For instance, when a property owner has no knowledge of a dangerous condition before your injuries were sustained, that owner may not be held liable for your fall. A common example is an overnight winter storm that creates icy conditions on the sidewalk in front of a store. If you slip on that sidewalk at 6:00 am before the store has opened and anyone has had the opportunity to observe the condition and remove the ice and snow, then the store owner will likely not be held responsible. If you have questions about proving knowledge, let our Rogers slip and falls attorney help.
The duty to maintain reasonably safe conditions
Each of us has a responsibility to, not only be aware of our surroundings but also to take steps to avoid dangerous conditions that are obvious or reasonably expected. That does not mean that a property owner does not owe, at least, some duty to take reasonable steps to ensure that his or her property is free from dangerous conditions that could result in a slip and fall injury. Determining whether the steps taken were, in fact, reasonable is where the ability to prove your case can become difficult. The “reasonableness” of a property owner’s actions will be balanced against the care that you were expected to use at the time of the accident. This is why slip and fall cases are not always as straightforward as they seem.
How to establish liability for a slip and fall injury
There are certain facts that you must be able to establish in order to prove a property owner is liable for your injuries in a slip and fall accident. If you can show that the property owner, or an employee of the property owner, either knew or should have known of the dangerous condition because any other “reasonable” person in his or her position would have known about it and fixed the problem. It must also be shown that the property owner did not, in fact, take steps to fix the dangerous condition. Another way to establish liability is to show that the property owner, or an employee, actually caused or created the dangerous condition. Let our Rogers slip and falls attorney review your potential claim.
If you have questions regarding slip-and-fall accidents or any other personal injury matters in Arkansas or Missouri, please contact the Cottrell Law Office for a free consultation. You can contact us either online or by calling us toll-free at (888) 433-4861.
He is licensed to practice law in the United States District Court for the District of Kansas, eastern Arkansas, western Arkansas, and western Missouri. He was Deputy Prosecuting Attorney in Crawford County, Kansas from 1987-1989.
Latest posts by Wes Cottrell (see all)

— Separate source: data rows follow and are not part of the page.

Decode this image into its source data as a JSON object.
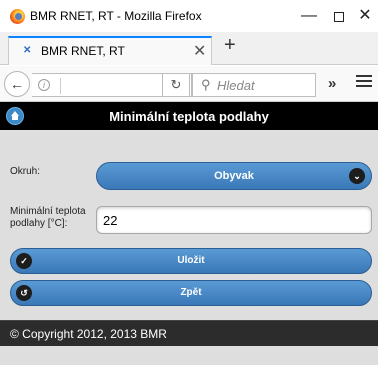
{
  "window": {
    "title": "BMR RNET, RT - Mozilla Firefox",
    "minimize_glyph": "—",
    "close_glyph": "✕"
  },
  "tab": {
    "title": "BMR RNET, RT",
    "close_glyph": "✕",
    "icon": "bmr-favicon-icon",
    "new_tab_glyph": "+"
  },
  "navbar": {
    "back_glyph": "←",
    "info_glyph": "i",
    "reload_glyph": "↻",
    "search_glyph": "🔍",
    "search_placeholder": "Hledat",
    "overflow_glyph": "»"
  },
  "page": {
    "title": "Minimální teplota podlahy",
    "okruh_label": "Okruh:",
    "okruh_value": "Obyvak",
    "select_arrow_glyph": "⌄",
    "min_temp_label": "Minimální teplota podlahy [°C]:",
    "min_temp_value": "22",
    "save_label": "Uložit",
    "save_icon_glyph": "✓",
    "back_label": "Zpět",
    "back_icon_glyph": "↺",
    "footer": "© Copyright 2012, 2013 BMR"
  },
  "colors": {
    "accent_tab": "#0a84ff",
    "button_blue": "#3a78b8",
    "header_bg": "#000000",
    "footer_bg": "#2c2c2c",
    "page_bg": "#dedede"
  }
}
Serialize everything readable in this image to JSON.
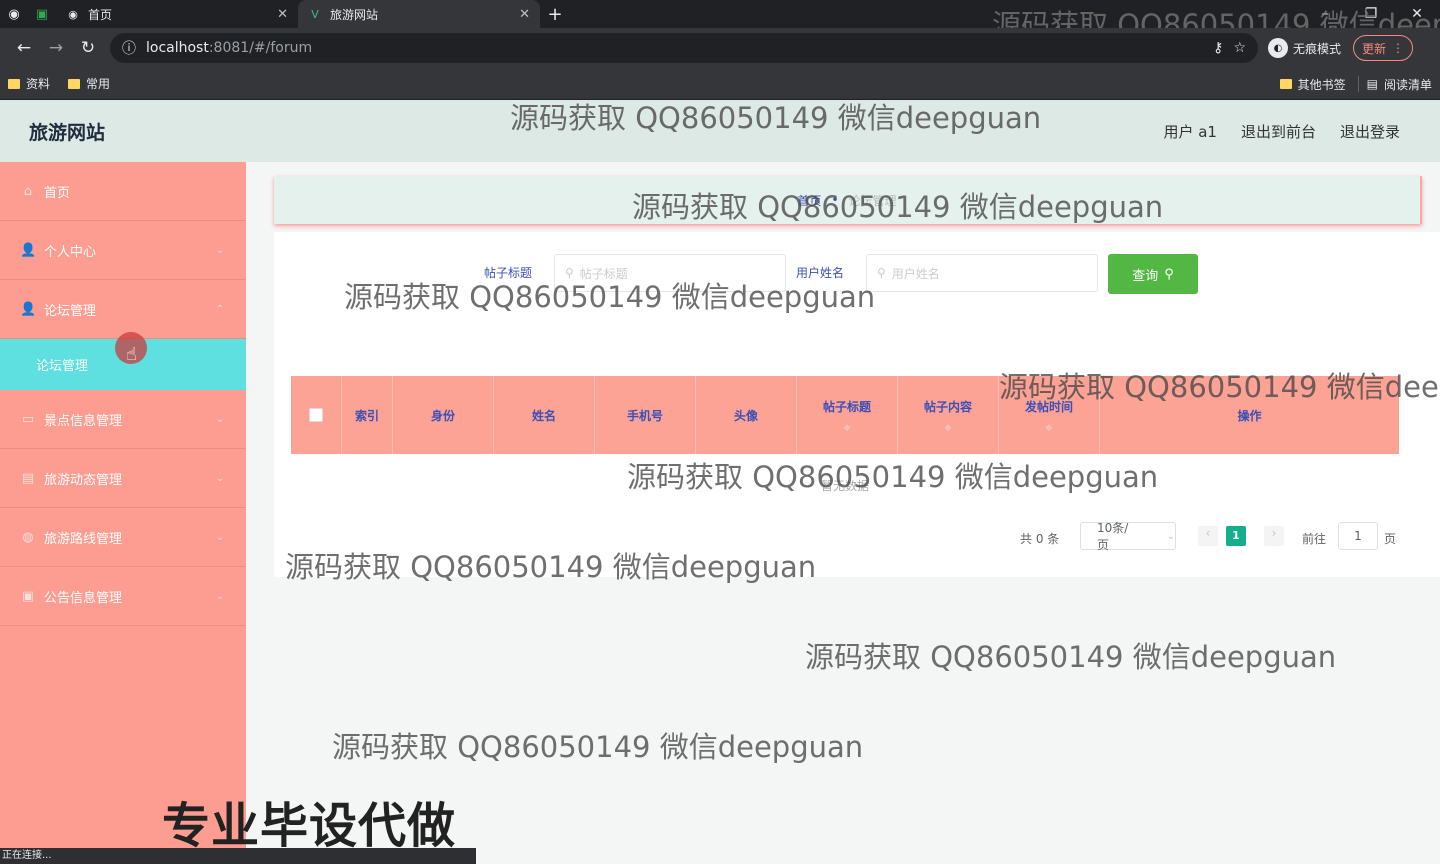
{
  "browser": {
    "tabs": [
      {
        "title": "首页",
        "active": false
      },
      {
        "title": "旅游网站",
        "active": true
      }
    ],
    "url_host": "localhost",
    "url_rest": ":8081/#/forum",
    "incognito_label": "无痕模式",
    "update_label": "更新",
    "bookmarks": [
      "资料",
      "常用"
    ],
    "bookmarks_right": [
      "其他书签",
      "阅读清单"
    ],
    "status_text": "正在连接..."
  },
  "header": {
    "brand": "旅游网站",
    "user": "用户 a1",
    "to_front": "退出到前台",
    "logout": "退出登录"
  },
  "sidebar": {
    "items": [
      {
        "label": "首页",
        "icon": "home-icon"
      },
      {
        "label": "个人中心",
        "icon": "user-icon"
      },
      {
        "label": "论坛管理",
        "icon": "user-icon"
      },
      {
        "label": "论坛管理",
        "sub": true
      },
      {
        "label": "景点信息管理",
        "icon": "list-icon"
      },
      {
        "label": "旅游动态管理",
        "icon": "document-icon"
      },
      {
        "label": "旅游路线管理",
        "icon": "globe-icon"
      },
      {
        "label": "公告信息管理",
        "icon": "clipboard-icon"
      }
    ]
  },
  "breadcrumb": {
    "home": "首页",
    "current": "论坛管理"
  },
  "search": {
    "title_label": "帖子标题",
    "title_placeholder": "帖子标题",
    "user_label": "用户姓名",
    "user_placeholder": "用户姓名",
    "query_button": "查询"
  },
  "table": {
    "headers": [
      "索引",
      "身份",
      "姓名",
      "手机号",
      "头像",
      "帖子标题",
      "帖子内容",
      "发帖时间",
      "操作"
    ],
    "empty_text": "暂无数据"
  },
  "pagination": {
    "total": "共 0 条",
    "page_size": "10条/页",
    "current_page": "1",
    "goto_label": "前往",
    "goto_value": "1",
    "page_suffix": "页"
  },
  "watermark": "源码获取 QQ86050149 微信deepguan",
  "promo": "专业毕设代做",
  "colors": {
    "sidebar": "#fd9d91",
    "sidebar_active": "#5ee0e0",
    "header": "#dde9e4",
    "table_head": "#fca396",
    "query_button": "#52b843",
    "accent_text": "#3c4fb5"
  }
}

- How to Get Your Missouri Highway Patrol Crash Report - November 4, 2019
- How to Get Your Arkansas State Police Accident Report - November 4, 2019
- Social Security Overpayment Statute of Limitations - October 2, 2019